Author: Mia Sheridan
Date of Publication: January 25, 2014
Formats Available: Paperback, E-book
Buy This Book: Amazon.com
Synopsis: When Bree Prescott arrives in the sleepy, lakeside town of Pelion, Maine, she hopes against hope that this is the place where she will finally find the peace she so desperately seeks. On her first day there, her life collides with Archer Hale, an isolated man who holds a secret agony of his own. A man no one else sees.
Archer's Voice is the story of a woman chained to the memory of one horrifying night and the man whose love is the key to her freedom. It is the story of a silent man who lives with an excruciating wound and the woman who helps him find his voice. It is the story of suffering, fate, and the transformative power of love.
My Review:After reading so many amazing reviews for this novel I just knew that I had to read it. It sounded like it had all of my favorite ingredients; a disabled hero, a cute romance, and a heroine trying to overcome her past. However, the farther I got into this novel the more I started to dislike it
The number one reason I wasn't a fan of this novel was Bree. The more I read about her, the more I couldn't stand her. She was a stalker, and not a very good one at that. I couldn't help but cringe in second hand embarrassment as she just let herself onto Archer's property and basically forced herself upon him even though he clearly wasn't interested in her. Archer was slightly more bearable than Bree, but only barely. Instead of making him endearing his naiveté drove insane and I juts couldn't stand the silly little conflicts between him and Bree over basically nothing.

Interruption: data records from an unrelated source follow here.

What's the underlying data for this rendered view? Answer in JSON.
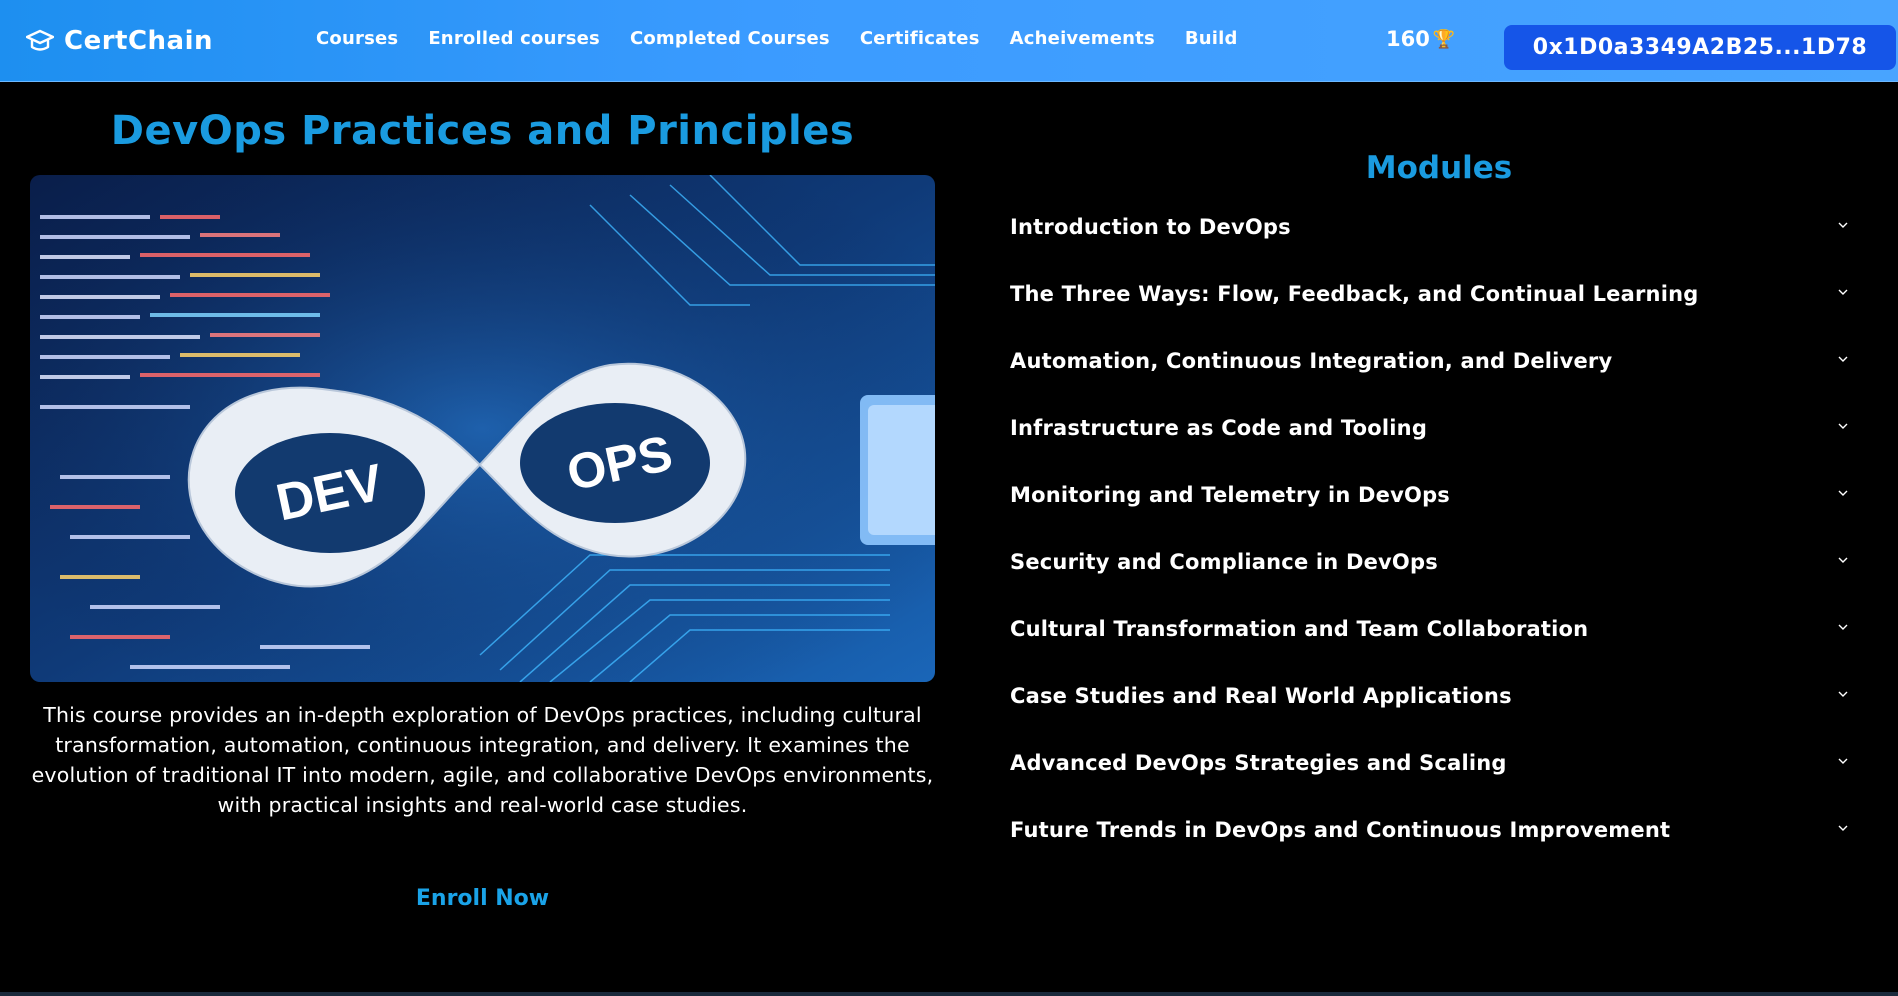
{
  "brand": {
    "name": "CertChain",
    "icon": "graduation-cap-icon"
  },
  "nav": {
    "links": [
      "Courses",
      "Enrolled courses",
      "Completed Courses",
      "Certificates",
      "Acheivements",
      "Build"
    ],
    "points": "160",
    "points_icon": "trophy-icon",
    "wallet": "0x1D0a3349A2B25...1D78"
  },
  "course": {
    "title": "DevOps Practices and Principles",
    "image_text": {
      "left": "DEV",
      "right": "OPS"
    },
    "description": "This course provides an in-depth exploration of DevOps practices, including cultural transformation, automation, continuous integration, and delivery. It examines the evolution of traditional IT into modern, agile, and collaborative DevOps environments, with practical insights and real-world case studies.",
    "enroll_label": "Enroll Now"
  },
  "modules": {
    "heading": "Modules",
    "items": [
      "Introduction to DevOps",
      "The Three Ways: Flow, Feedback, and Continual Learning",
      "Automation, Continuous Integration, and Delivery",
      "Infrastructure as Code and Tooling",
      "Monitoring and Telemetry in DevOps",
      "Security and Compliance in DevOps",
      "Cultural Transformation and Team Collaboration",
      "Case Studies and Real World Applications",
      "Advanced DevOps Strategies and Scaling",
      "Future Trends in DevOps and Continuous Improvement"
    ]
  },
  "colors": {
    "accent": "#1a9be0",
    "navbar": "#3b9bff",
    "wallet_bg": "#1555e8",
    "background": "#000000"
  }
}
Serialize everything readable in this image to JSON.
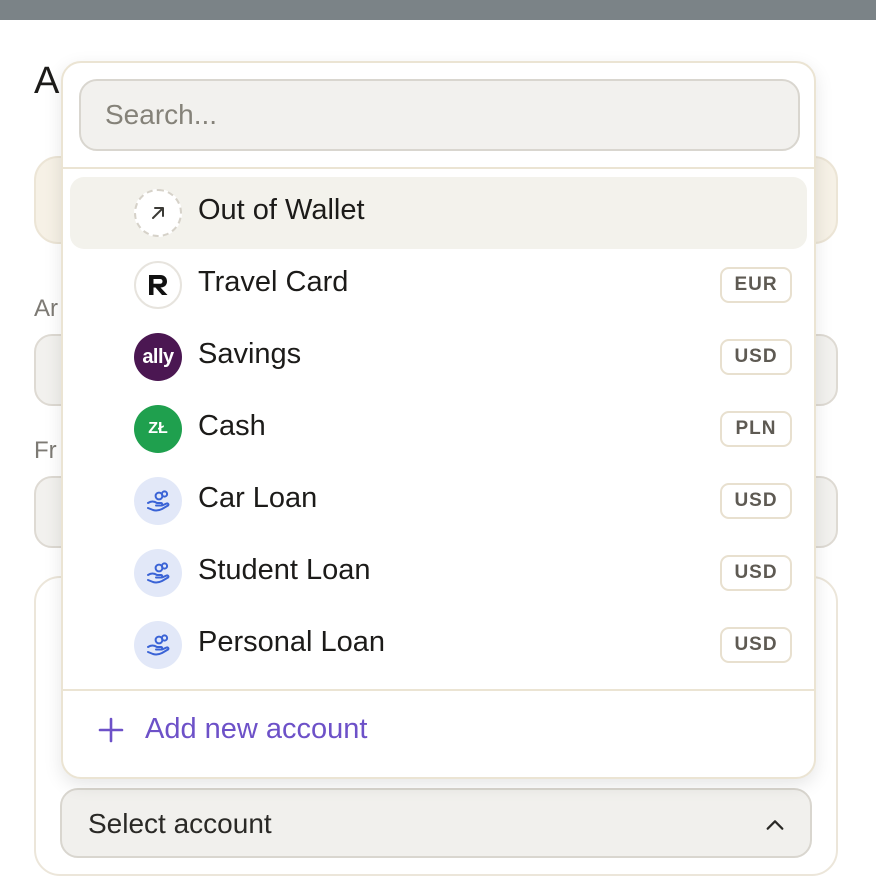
{
  "background": {
    "title_fragment": "A",
    "label_amount_fragment": "Ar",
    "label_from_fragment": "Fr"
  },
  "search": {
    "placeholder": "Search...",
    "value": ""
  },
  "accounts": [
    {
      "label": "Out of Wallet",
      "icon": "arrow-up-right-icon",
      "currency": "",
      "selected": true
    },
    {
      "label": "Travel Card",
      "icon": "revolut-logo",
      "logo_text": "R",
      "currency": "EUR"
    },
    {
      "label": "Savings",
      "icon": "ally-logo",
      "logo_text": "ally",
      "currency": "USD"
    },
    {
      "label": "Cash",
      "icon": "zloty-icon",
      "logo_text": "ZŁ",
      "currency": "PLN"
    },
    {
      "label": "Car Loan",
      "icon": "loan-icon",
      "currency": "USD"
    },
    {
      "label": "Student Loan",
      "icon": "loan-icon",
      "currency": "USD"
    },
    {
      "label": "Personal Loan",
      "icon": "loan-icon",
      "currency": "USD"
    }
  ],
  "add_account": {
    "label": "Add new account"
  },
  "select_account": {
    "label": "Select account"
  },
  "colors": {
    "accent": "#6d51c8",
    "selected_row": "#f3f2ec",
    "ally_brand": "#4b1752",
    "cash_green": "#1fa04e",
    "loan_bg": "#e2e8f8",
    "loan_icon": "#3a63d6"
  }
}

Not only was Bree annoying but the fact that everything was just so convenient and unrealistic kept me rolling my eyes throughout the whole novel. Archer can't speak? Well conveniently enough Bree's dad was deaf so she already knows sign language. Archer lived alone for the bulk of his life and never went to school? Don't worry, he taught himself sign language from a book. Bree only likes folded over potato chips? Well, good thing Archer is here to buy several bags of potato chips and pick them all out for her. I mean really,who does that?
Finally, the writing was what really drove me insane. Sheridan tried really hard to use analogies and phrases that just didn't work. There were sentences that I had to read over again just understand what she was trying to say. The steamy scenes were especially hard to read, especially with phrases such as "the sex act" thrown in, they felt more childish than romantic. But finally, let me share the gem that made me realize this was going to be a particularly painful and cringe worthy read:
"He had a crease in each cheek, not dimples exactly, just the way his cheek muscles moved when he smiled. I stared at those creases as if they were twin unicorns that he'd been hiding from me under his beard. Magical."
...and it was all down hill from there.